warrantless arrest or the acquisition of RTC's jurisdiction over her person.

It is settled that [a]ny objection to the procedure followed in the matter of the acquisition by a court of
jurisdiction over the person of the accused must be opportunely raised before he enters his plea;
otherwise, the objection is deemed waived.21 As we held in People v. Samson:22

[A ]ppellant is now estopped from questioning any defect in the manner of his arrest as he failed to
move for the quashing of the information before the trial court. Consequently, any irregularity
attendant to his arrest was cured when he voluntarily submitted himself to the jurisdiction of the trial
court by entering a plea of "not guilty" and by participating in the trial.23

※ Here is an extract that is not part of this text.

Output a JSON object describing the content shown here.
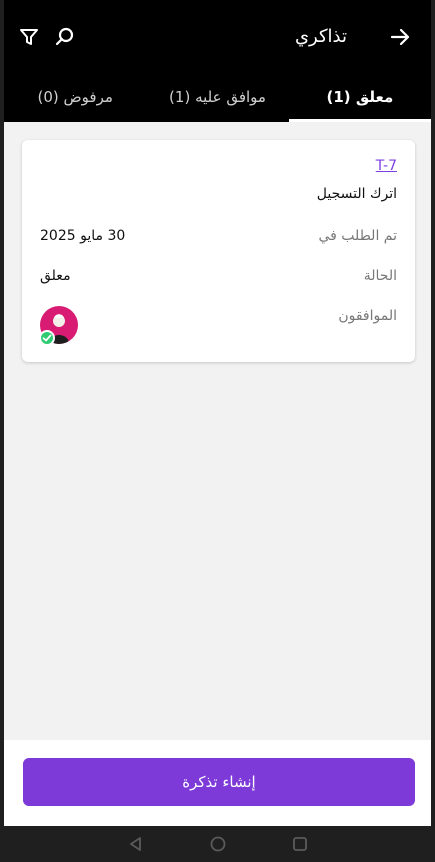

At any rate, the illegal arrest of an accused is not sufficient cause for setting aside a valid judgment
rendered upon a sufficient complaint after a trial free from error. Simply put, the illegality of the
warrantless arrest cannot deprive the State of its right to prosecute the guilty when all other facts on
record point to their culpability. It is much too late in the day to complain about the warrantless arrest
after a valid information had been filed, the accused had been arraigned, the trial had commenced
and had been completed, and a judgment of conviction had been rendered against her.24